*Task to complete*
Where a line below has the string "Wellness" in it, include it in the count, and give that count alone.

(Data records for software interfaces)
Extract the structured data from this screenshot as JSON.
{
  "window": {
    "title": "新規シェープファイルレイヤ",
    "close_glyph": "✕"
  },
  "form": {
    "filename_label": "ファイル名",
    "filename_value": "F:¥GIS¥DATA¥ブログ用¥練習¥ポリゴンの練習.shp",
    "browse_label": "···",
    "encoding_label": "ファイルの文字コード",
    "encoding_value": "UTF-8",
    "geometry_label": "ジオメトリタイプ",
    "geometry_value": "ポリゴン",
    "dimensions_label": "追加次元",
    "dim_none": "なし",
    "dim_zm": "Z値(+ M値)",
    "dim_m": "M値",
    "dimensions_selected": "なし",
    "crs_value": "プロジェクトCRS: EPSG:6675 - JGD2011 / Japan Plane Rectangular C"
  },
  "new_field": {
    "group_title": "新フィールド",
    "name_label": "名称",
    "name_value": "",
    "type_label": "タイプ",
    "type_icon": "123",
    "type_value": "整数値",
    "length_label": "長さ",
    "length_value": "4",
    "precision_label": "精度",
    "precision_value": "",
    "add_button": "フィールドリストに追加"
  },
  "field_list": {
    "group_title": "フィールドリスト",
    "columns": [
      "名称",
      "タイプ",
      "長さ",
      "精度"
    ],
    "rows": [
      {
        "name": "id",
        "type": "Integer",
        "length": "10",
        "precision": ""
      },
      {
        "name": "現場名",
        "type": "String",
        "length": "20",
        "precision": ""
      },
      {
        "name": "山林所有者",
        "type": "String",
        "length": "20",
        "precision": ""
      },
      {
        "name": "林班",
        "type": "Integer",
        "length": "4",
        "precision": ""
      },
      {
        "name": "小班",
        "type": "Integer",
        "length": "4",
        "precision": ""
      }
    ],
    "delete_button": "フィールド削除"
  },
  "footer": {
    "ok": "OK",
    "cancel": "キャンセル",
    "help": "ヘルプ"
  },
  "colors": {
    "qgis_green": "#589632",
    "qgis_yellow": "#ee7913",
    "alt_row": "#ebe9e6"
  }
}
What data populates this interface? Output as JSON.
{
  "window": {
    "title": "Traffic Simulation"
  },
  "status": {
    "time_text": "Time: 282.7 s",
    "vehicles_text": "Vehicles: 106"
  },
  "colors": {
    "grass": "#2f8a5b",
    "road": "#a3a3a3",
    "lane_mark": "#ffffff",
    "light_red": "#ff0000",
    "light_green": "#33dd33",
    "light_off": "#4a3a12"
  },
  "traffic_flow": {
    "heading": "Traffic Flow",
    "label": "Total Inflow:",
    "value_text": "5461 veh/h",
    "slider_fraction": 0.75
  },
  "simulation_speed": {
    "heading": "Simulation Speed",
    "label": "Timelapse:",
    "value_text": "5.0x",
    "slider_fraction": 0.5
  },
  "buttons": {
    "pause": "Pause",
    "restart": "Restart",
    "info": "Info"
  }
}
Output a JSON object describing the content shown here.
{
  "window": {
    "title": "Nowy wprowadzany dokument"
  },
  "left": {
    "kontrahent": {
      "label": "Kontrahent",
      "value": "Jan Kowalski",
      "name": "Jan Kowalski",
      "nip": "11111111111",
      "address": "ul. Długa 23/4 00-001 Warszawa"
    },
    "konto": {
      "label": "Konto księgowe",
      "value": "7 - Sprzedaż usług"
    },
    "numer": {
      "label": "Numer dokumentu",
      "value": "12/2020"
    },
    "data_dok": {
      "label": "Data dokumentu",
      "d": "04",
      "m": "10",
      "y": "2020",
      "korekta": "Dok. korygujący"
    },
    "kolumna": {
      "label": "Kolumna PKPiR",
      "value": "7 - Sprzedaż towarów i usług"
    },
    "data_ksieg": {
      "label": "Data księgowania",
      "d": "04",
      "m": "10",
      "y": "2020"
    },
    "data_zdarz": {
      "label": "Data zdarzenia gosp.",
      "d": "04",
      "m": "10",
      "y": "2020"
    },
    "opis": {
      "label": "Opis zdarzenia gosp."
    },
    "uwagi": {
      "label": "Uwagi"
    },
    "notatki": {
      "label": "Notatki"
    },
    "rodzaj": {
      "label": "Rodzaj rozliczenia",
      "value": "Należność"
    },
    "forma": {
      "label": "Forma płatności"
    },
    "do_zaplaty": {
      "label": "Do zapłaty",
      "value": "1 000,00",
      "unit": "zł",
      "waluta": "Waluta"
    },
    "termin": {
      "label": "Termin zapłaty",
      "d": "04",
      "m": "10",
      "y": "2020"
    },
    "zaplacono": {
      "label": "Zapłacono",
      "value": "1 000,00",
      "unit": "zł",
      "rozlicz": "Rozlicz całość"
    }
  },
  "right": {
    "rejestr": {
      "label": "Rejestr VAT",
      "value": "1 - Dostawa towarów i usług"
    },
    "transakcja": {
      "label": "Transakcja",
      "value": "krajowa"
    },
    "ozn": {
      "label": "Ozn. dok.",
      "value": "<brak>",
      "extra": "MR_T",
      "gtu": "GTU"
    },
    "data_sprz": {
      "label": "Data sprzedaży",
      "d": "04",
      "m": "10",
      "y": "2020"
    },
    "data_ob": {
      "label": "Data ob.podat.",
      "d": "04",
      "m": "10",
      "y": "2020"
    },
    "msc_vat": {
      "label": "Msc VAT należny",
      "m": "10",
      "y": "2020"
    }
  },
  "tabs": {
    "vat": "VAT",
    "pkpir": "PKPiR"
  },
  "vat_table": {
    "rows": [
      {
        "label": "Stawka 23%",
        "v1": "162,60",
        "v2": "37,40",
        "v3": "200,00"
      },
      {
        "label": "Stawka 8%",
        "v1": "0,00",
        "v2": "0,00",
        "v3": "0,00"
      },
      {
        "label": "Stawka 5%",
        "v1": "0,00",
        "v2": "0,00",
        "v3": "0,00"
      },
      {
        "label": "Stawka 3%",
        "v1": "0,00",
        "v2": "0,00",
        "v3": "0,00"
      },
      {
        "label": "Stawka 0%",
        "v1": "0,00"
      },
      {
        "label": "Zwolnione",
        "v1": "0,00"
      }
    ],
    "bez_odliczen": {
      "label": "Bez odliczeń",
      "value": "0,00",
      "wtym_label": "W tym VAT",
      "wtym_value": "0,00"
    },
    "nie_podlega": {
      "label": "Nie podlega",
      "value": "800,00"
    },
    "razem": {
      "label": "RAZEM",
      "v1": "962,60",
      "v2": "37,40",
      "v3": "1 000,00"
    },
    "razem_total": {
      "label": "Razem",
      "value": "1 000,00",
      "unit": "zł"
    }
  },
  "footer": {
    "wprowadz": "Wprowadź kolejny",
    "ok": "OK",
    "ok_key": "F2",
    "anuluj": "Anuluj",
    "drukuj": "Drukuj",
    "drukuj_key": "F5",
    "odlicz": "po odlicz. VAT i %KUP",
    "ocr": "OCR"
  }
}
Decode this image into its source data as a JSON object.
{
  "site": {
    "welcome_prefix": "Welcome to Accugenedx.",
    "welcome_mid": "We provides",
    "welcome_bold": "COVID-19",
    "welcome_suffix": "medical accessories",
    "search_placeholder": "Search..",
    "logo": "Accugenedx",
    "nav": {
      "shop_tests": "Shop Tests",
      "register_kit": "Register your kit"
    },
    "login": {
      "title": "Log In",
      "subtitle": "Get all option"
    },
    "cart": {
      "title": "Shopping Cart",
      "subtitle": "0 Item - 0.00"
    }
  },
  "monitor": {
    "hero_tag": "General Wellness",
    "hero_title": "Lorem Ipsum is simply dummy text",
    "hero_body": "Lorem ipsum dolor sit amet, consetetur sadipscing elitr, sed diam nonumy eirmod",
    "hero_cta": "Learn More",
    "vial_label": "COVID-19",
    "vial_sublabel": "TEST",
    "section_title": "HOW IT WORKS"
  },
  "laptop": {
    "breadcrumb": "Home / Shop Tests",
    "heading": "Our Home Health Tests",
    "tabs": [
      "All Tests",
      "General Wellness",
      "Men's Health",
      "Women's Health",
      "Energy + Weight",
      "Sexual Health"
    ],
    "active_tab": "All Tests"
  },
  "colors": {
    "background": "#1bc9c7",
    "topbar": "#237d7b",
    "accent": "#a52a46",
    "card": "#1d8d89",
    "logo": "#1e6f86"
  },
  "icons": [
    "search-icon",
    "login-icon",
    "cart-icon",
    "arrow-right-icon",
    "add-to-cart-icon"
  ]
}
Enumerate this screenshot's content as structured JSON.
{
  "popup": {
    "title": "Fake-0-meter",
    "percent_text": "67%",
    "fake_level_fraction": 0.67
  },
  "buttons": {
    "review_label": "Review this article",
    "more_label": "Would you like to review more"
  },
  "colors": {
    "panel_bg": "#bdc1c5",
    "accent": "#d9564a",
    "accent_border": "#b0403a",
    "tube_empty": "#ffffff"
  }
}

*Response to the task*
2